Mr. Taylor uses several other areas in trying to illustrate why the time bomb is about to explode in our faces. There are discussions on the transplantation of various organs, methods for prolonging life, development of babies outside the uterine environment, control of the mind, changing of genetic material, and the creation of life. The author questions why there are research interests in prolonging, temporarily freezing, or creating life when living organisms are already so abundant on the earth. The time may come, he thinks, when older people may need to have the right to die peacefully. Would the church be able to support this?

The total picture leads the author to a seemingly controversial proposal. He suggests that we begin to think about clamping controls on certain types of biological research until we are socially and judicially ready to receive them. Otherwise, discoveries may control us or be used to our detriment by unscrupulous individuals. He thinks that scientists ought to consider the social implications of their work before embarking on a problem. Are Christians working in science willing to support such a proposal and think of ways to bring about such controls? Mr. Taylor proposes some ideas along this line in a final chapter entitled, "The future, if any." Is the American Scientific Affiliation membership willing to speak out when the uses of biological discoveries run counter to the Bible as we understand it? Would we be heard if we did?

Renewed by Donald Munro, Professor of Biology, Houghton College, Houghton, N.Y.

THE HUNGRY PLANET by Georg Borgstrom, Collier Books, New York, 1967. 507 pp. $2.95 (paper).

You will have difficulty believing this book after a hearty meal, but the author marshals an imposing array of tables, data, and references as evidence that this planet is heading for trouble if its present rate of increase in population continues and its inability to provide for its food shows no more promise than
at present . we seem to face the alternative of nuclear annihilation or universal suffocation." We do not feed adequately the billions now living and we can look forward to a doubling of our population by the year 2000.
Countries threatened with hunger and a lowering of living standards resort to war, such as Japan, Italy, and Germany.
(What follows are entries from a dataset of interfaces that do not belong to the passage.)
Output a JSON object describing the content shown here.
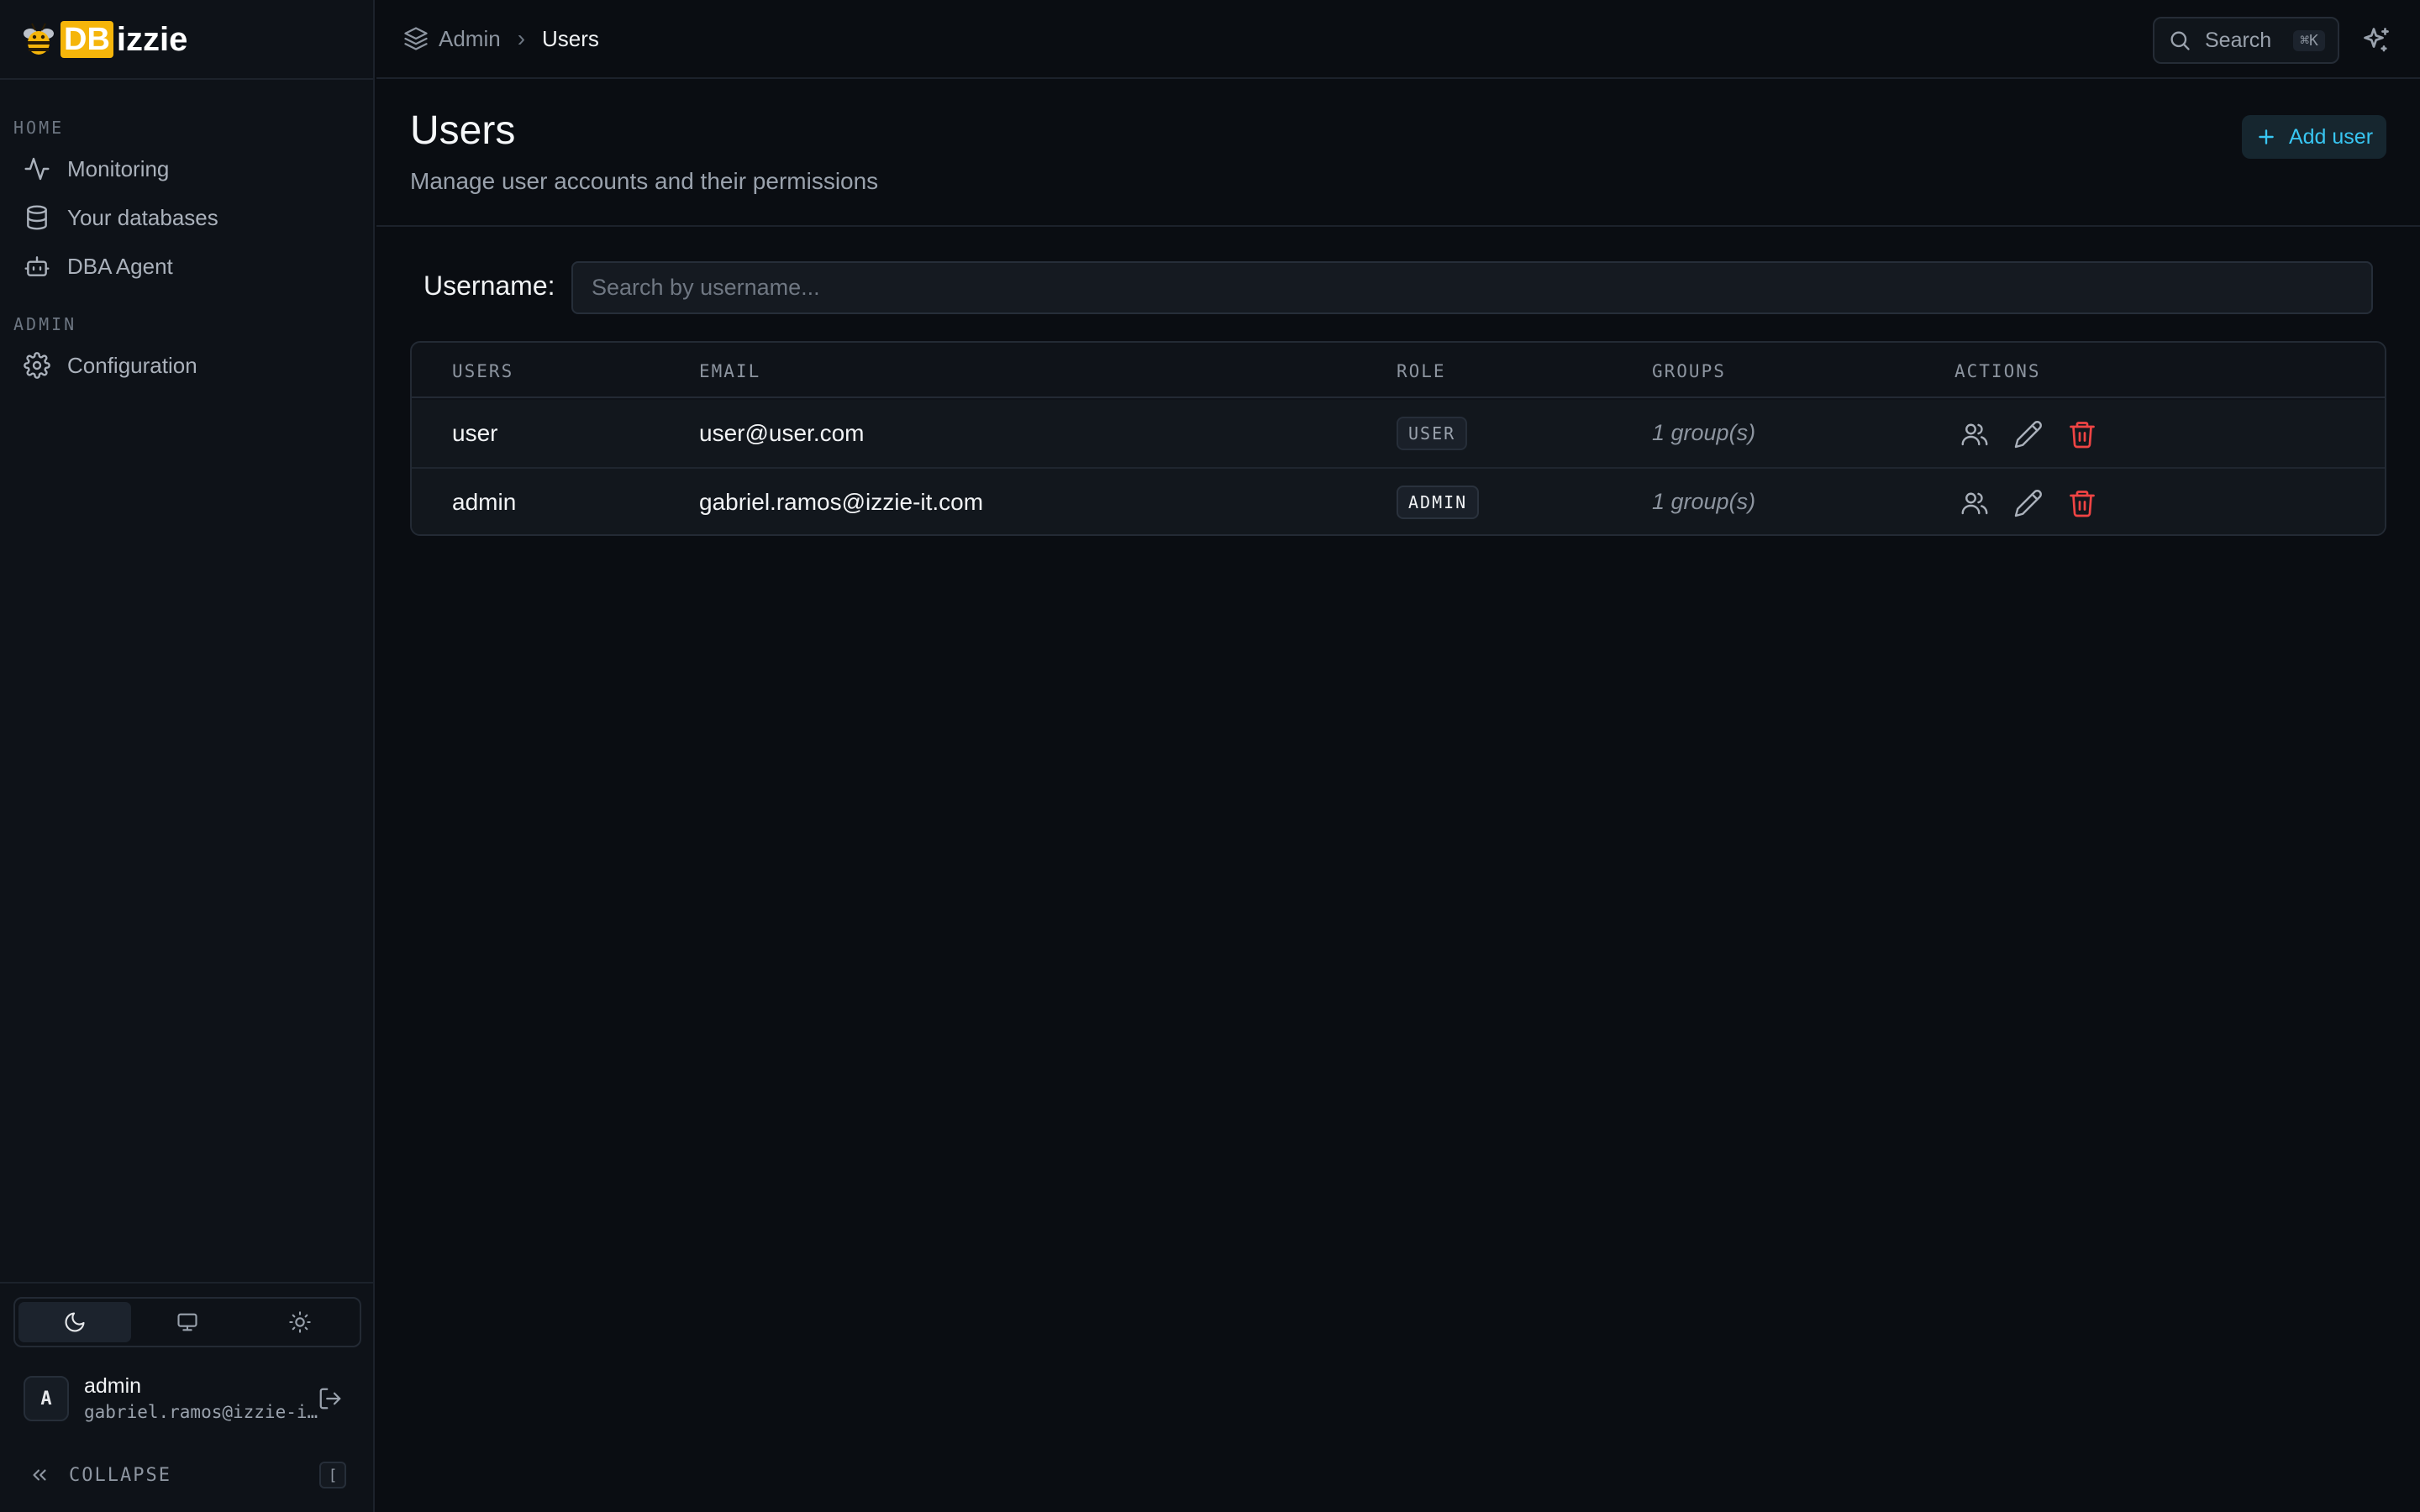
{
  "logo": {
    "prefix": "DB",
    "suffix": "izzie"
  },
  "sidebar": {
    "sections": [
      {
        "label": "HOME",
        "items": [
          {
            "label": "Monitoring",
            "icon": "activity-icon"
          },
          {
            "label": "Your databases",
            "icon": "database-icon"
          },
          {
            "label": "DBA Agent",
            "icon": "bot-icon"
          }
        ]
      },
      {
        "label": "ADMIN",
        "items": [
          {
            "label": "Configuration",
            "icon": "gear-icon"
          }
        ]
      }
    ],
    "theme": {
      "options": [
        "dark",
        "system",
        "light"
      ],
      "active": "dark"
    },
    "user": {
      "avatar": "A",
      "name": "admin",
      "email": "gabriel.ramos@izzie-it.com"
    },
    "collapse": {
      "label": "COLLAPSE",
      "shortcut": "["
    }
  },
  "topbar": {
    "breadcrumb": [
      "Admin",
      "Users"
    ],
    "search": {
      "label": "Search",
      "shortcut": "⌘K"
    }
  },
  "page": {
    "title": "Users",
    "subtitle": "Manage user accounts and their permissions",
    "add_button": "Add user"
  },
  "filter": {
    "label": "Username:",
    "placeholder": "Search by username...",
    "value": ""
  },
  "table": {
    "columns": [
      "USERS",
      "EMAIL",
      "ROLE",
      "GROUPS",
      "ACTIONS"
    ],
    "rows": [
      {
        "username": "user",
        "email": "user@user.com",
        "role": "USER",
        "groups": "1 group(s)"
      },
      {
        "username": "admin",
        "email": "gabriel.ramos@izzie-it.com",
        "role": "ADMIN",
        "groups": "1 group(s)"
      }
    ]
  },
  "colors": {
    "accent": "#38c6f2",
    "danger": "#ef4444",
    "logo": "#f5b50a"
  }
}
But the world is approaching the state of having little undeveloped land to conquer. Borgstrom considers the possibility of new acreage in Australia, Siberia, and Amazonia and the hope of getting more food from the sea or from algae culture or even synthetic foods and finds that these will alleviate but not completely supply our future needs. Increased costs of sending desalinated water inland, and salt water seeping into the continent from the ocean filling in the space evacuated by the fresh waters, suggest that the ocean cannot make up for our tremendous withdrawal from our water sources. "In order to produce one single ordinary slice of bread, thirty five gallons of water are required."

So "a common battle against starvation, disease, and misery, and above all against ignorance, requires a radical change in the goals of world science." "If the present gigantic armament race may be called the great squanderer of millions, space research belongs in the same category and so also to a large degree does atomic research." Research projects against world starvation amount to a fraction of the sums used for atomic and rocket research.

Reviewed by Russell L. Mixter, Biology Department, Wheaton College, Wheaton, Ill.